Through this research, Canada is contributing to a multi-national effort to model the combat effectiveness and survivability implications of soldier load. This will ensure that Canada’s equipment evaluation efforts are consistent with our allied countries.

horizontal rule

Read More News from DRDC

Astronauts do have to be strong swimmers and comfortable in the water because much of their training take place in the pool. Thomas Karakolis swimming during one of the aptitude tests that is part of the astronaut candidate selection process.

Defence scientist was contender for spot as Canadian Astronaut

Defence Research and Development Canada scientist Thomas Karakolis was one of 72 candidates in the running to be one of the next Canadian Astronauts.
March 24, 2017

Operators from the Canadian Army’s 21 Electronic Warfare (EW) Regiment simulating offensive EW operations against virtual forces during the JNEX-1 experiments.

Canadian and Australian experts run experiments at Shirleys Bay

Canadian and Australian electronic warfare experts conducted the first Joint Non-Munitions Effects Experiment.
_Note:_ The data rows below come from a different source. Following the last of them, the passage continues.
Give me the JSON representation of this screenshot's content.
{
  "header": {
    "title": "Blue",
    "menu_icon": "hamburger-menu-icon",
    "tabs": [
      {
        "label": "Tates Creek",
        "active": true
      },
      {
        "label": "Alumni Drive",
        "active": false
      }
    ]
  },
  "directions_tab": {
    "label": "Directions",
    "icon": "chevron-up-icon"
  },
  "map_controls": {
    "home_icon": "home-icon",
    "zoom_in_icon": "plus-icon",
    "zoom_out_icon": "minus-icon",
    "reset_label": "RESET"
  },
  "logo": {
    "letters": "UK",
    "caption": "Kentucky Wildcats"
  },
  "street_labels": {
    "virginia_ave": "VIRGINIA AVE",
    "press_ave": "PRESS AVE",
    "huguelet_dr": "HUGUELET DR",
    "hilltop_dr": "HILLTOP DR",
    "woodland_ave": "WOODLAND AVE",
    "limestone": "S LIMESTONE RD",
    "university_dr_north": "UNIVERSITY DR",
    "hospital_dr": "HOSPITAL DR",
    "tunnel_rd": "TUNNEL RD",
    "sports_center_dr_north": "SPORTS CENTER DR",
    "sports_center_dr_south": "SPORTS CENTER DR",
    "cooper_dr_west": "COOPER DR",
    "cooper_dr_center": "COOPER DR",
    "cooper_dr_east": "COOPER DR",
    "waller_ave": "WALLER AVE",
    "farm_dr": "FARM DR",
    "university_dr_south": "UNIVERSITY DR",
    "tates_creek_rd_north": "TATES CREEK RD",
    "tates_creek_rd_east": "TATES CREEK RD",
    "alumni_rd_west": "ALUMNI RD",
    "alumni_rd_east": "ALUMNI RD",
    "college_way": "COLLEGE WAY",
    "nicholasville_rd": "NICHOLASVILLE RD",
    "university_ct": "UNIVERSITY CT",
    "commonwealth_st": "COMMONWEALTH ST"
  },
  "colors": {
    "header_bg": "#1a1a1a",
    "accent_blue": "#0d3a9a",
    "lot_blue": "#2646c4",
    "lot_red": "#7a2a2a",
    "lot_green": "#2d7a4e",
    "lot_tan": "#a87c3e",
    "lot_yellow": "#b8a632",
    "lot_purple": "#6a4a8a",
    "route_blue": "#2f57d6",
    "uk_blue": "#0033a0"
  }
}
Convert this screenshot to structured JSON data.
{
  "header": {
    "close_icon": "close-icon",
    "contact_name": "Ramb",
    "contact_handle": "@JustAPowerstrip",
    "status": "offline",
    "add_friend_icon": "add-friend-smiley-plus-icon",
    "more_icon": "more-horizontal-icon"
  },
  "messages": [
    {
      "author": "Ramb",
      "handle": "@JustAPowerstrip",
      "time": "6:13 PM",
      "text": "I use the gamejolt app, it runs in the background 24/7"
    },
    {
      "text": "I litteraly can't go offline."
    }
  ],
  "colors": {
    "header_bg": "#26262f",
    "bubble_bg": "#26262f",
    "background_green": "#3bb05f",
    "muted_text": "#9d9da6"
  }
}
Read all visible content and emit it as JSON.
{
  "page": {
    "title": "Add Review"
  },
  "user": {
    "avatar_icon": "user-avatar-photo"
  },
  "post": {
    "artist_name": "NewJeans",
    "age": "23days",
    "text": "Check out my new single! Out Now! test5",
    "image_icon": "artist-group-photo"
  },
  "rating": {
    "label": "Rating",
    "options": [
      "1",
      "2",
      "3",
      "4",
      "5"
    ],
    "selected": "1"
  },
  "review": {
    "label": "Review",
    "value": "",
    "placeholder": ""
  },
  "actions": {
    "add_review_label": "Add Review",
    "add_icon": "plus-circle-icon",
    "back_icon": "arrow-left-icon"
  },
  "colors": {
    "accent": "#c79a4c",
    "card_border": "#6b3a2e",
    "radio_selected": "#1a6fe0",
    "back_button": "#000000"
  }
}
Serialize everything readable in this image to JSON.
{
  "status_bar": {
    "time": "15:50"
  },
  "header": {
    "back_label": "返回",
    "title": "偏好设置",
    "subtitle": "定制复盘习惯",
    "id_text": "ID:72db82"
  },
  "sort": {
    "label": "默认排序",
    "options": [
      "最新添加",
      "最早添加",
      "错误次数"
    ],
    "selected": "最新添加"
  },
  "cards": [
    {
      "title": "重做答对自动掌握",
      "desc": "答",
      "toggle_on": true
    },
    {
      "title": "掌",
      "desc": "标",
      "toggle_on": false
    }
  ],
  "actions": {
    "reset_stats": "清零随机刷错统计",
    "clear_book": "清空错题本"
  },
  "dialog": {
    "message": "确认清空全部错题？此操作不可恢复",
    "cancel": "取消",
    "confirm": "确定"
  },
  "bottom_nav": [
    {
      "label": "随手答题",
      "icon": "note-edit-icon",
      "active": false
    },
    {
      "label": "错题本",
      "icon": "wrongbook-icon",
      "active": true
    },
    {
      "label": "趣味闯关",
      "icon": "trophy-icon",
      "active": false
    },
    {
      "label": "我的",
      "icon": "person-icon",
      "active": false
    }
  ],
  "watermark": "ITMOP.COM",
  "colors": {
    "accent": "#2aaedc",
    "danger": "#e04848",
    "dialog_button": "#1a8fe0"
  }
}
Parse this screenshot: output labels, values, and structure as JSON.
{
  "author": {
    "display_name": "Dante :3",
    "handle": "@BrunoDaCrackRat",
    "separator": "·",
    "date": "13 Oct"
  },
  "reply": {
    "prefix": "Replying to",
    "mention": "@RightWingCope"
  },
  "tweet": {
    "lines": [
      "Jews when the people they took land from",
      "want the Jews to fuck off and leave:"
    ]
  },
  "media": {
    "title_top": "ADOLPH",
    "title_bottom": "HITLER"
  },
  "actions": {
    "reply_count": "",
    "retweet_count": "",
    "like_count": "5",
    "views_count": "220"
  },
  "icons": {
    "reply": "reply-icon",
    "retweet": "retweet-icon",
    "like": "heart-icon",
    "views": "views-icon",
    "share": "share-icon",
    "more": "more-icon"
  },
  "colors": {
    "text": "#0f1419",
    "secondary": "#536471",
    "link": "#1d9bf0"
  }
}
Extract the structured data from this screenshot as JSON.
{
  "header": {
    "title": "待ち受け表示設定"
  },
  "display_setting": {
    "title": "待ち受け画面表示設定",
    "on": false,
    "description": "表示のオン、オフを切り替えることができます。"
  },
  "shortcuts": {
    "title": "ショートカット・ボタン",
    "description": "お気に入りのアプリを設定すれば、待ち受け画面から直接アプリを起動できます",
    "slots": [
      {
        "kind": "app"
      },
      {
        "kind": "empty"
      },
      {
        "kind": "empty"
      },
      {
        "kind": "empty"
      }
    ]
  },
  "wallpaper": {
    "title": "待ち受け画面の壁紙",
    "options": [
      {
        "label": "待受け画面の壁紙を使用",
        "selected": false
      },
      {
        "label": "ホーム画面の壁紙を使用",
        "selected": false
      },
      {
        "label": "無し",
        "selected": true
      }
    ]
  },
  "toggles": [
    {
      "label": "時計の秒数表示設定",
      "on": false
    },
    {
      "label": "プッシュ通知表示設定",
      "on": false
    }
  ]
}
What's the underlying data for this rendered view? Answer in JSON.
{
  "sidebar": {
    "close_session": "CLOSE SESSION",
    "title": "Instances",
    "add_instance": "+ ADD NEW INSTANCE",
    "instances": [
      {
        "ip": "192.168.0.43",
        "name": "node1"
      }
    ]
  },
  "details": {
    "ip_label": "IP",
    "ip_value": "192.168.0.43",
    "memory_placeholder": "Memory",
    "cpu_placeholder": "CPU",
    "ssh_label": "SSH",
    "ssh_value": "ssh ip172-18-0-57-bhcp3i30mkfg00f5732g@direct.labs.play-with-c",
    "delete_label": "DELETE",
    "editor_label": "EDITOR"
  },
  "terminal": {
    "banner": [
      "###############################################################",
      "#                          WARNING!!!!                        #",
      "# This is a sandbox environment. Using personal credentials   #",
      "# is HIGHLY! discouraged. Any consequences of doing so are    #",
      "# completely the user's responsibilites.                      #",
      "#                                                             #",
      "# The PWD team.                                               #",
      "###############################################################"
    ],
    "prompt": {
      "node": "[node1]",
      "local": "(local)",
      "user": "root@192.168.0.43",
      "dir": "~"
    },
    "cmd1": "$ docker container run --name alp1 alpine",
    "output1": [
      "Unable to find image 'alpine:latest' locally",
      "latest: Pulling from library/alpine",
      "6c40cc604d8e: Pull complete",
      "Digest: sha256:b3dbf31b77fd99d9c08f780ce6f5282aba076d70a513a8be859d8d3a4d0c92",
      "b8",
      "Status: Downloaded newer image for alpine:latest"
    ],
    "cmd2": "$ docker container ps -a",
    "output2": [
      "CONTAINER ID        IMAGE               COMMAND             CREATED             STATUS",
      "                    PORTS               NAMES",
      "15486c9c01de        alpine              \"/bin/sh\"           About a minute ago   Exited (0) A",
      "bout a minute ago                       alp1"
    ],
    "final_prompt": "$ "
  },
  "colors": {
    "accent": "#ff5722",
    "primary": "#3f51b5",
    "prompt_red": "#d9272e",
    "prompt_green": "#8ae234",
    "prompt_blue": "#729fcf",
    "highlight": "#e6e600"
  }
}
The experiments will help the Canadian Armed Forces develop joint targeting based capabilities that help them use munitions and non-munitions based capabilities to neutralized terrorist attacks before they happen.
March 14, 2017


Statement - First workshop of the new Institute for Research in Defence and Security

Statement by Dr. Marc Fortin, Assistant Deputy Minister (Science &Technology) and Chief Executive Officer of Defence Research and Development Canada
February 27, 2017

Firefighters use foam to extinguish crude oil fire.

Exercise ATHENA photo gallery

Exercise ATHENA trains firefigheters and first responders to improve Canada's response to incidents involving flammable liquids transported by rail at the Institut maritime du Québec in Levis, Québec.
February 27, 2017

See more news
Date modified: